----- Records to process
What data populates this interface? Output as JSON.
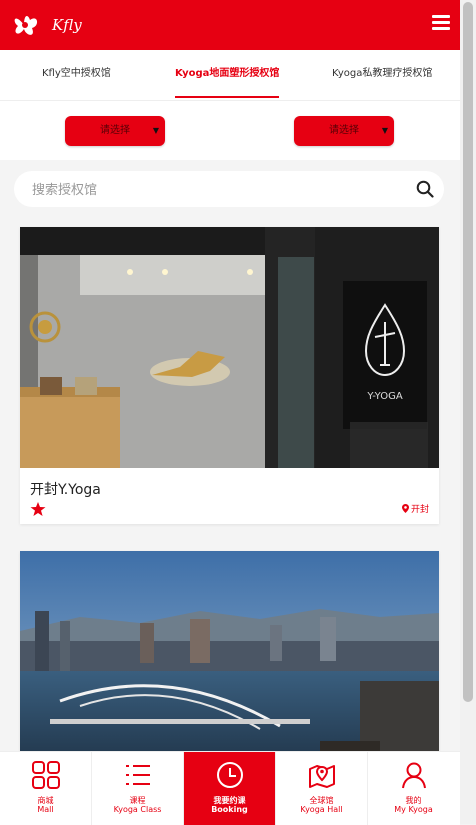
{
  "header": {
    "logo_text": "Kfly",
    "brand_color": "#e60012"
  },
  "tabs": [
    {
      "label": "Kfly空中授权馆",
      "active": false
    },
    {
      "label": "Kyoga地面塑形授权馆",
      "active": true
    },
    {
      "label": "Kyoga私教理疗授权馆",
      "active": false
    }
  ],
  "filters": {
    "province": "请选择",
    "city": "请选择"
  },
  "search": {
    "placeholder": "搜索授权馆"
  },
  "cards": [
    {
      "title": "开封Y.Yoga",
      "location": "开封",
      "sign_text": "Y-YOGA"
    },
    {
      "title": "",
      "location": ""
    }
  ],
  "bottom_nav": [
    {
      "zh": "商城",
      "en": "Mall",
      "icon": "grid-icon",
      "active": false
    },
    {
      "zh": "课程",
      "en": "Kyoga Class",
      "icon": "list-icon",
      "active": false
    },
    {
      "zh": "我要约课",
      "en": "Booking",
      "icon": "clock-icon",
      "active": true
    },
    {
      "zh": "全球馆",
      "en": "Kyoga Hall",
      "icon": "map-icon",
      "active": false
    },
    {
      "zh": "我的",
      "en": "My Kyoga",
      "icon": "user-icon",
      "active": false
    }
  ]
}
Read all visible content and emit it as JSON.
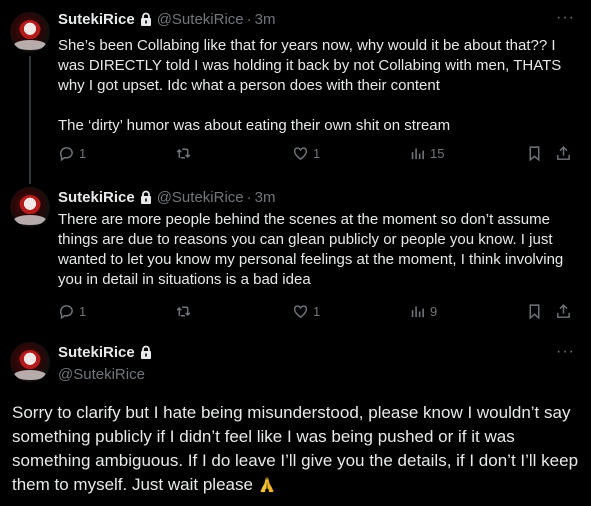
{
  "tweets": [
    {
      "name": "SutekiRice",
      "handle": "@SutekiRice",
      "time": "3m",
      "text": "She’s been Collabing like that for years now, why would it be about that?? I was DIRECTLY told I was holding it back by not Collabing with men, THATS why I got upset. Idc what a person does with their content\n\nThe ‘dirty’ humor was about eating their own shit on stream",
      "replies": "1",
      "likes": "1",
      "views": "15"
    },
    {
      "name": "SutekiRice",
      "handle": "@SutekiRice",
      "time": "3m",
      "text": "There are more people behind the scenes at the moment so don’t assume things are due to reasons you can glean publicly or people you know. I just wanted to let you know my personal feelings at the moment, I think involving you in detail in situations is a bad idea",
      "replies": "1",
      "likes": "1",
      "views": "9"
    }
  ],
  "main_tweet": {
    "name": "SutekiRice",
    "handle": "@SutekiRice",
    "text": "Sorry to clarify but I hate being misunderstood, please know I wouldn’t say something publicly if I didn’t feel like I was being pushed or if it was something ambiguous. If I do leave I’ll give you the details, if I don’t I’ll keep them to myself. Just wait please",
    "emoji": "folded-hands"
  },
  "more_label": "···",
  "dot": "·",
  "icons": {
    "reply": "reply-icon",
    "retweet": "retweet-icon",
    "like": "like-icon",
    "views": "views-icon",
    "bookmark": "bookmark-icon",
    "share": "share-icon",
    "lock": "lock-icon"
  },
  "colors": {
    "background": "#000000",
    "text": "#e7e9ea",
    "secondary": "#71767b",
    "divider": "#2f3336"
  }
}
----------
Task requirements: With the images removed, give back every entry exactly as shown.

Final answer:
What data populates this interface? Output as JSON.
{
  "header": {
    "logo_text": "Kfly",
    "brand_color": "#e60012"
  },
  "tabs": [
    {
      "label": "Kfly空中授权馆",
      "active": false
    },
    {
      "label": "Kyoga地面塑形授权馆",
      "active": true
    },
    {
      "label": "Kyoga私教理疗授权馆",
      "active": false
    }
  ],
  "filters": {
    "province": "请选择",
    "city": "请选择"
  },
  "search": {
    "placeholder": "搜索授权馆"
  },
  "cards": [
    {
      "title": "开封Y.Yoga",
      "location": "开封",
      "sign_text": "Y-YOGA"
    },
    {
      "title": "",
      "location": ""
    }
  ],
  "bottom_nav": [
    {
      "zh": "商城",
      "en": "Mall",
      "icon": "grid-icon",
      "active": false
    },
    {
      "zh": "课程",
      "en": "Kyoga Class",
      "icon": "list-icon",
      "active": false
    },
    {
      "zh": "我要约课",
      "en": "Booking",
      "icon": "clock-icon",
      "active": true
    },
    {
      "zh": "全球馆",
      "en": "Kyoga Hall",
      "icon": "map-icon",
      "active": false
    },
    {
      "zh": "我的",
      "en": "My Kyoga",
      "icon": "user-icon",
      "active": false
    }
  ]
}
Read all visible content and emit it as JSON.
{
  "tweets": [
    {
      "name": "SutekiRice",
      "handle": "@SutekiRice",
      "time": "3m",
      "text": "She’s been Collabing like that for years now, why would it be about that?? I was DIRECTLY told I was holding it back by not Collabing with men, THATS why I got upset. Idc what a person does with their content\n\nThe ‘dirty’ humor was about eating their own shit on stream",
      "replies": "1",
      "likes": "1",
      "views": "15"
    },
    {
      "name": "SutekiRice",
      "handle": "@SutekiRice",
      "time": "3m",
      "text": "There are more people behind the scenes at the moment so don’t assume things are due to reasons you can glean publicly or people you know. I just wanted to let you know my personal feelings at the moment, I think involving you in detail in situations is a bad idea",
      "replies": "1",
      "likes": "1",
      "views": "9"
    }
  ],
  "main_tweet": {
    "name": "SutekiRice",
    "handle": "@SutekiRice",
    "text": "Sorry to clarify but I hate being misunderstood, please know I wouldn’t say something publicly if I didn’t feel like I was being pushed or if it was something ambiguous. If I do leave I’ll give you the details, if I don’t I’ll keep them to myself. Just wait please",
    "emoji": "folded-hands"
  },
  "more_label": "···",
  "dot": "·",
  "icons": {
    "reply": "reply-icon",
    "retweet": "retweet-icon",
    "like": "like-icon",
    "views": "views-icon",
    "bookmark": "bookmark-icon",
    "share": "share-icon",
    "lock": "lock-icon"
  },
  "colors": {
    "background": "#000000",
    "text": "#e7e9ea",
    "secondary": "#71767b",
    "divider": "#2f3336"
  }
}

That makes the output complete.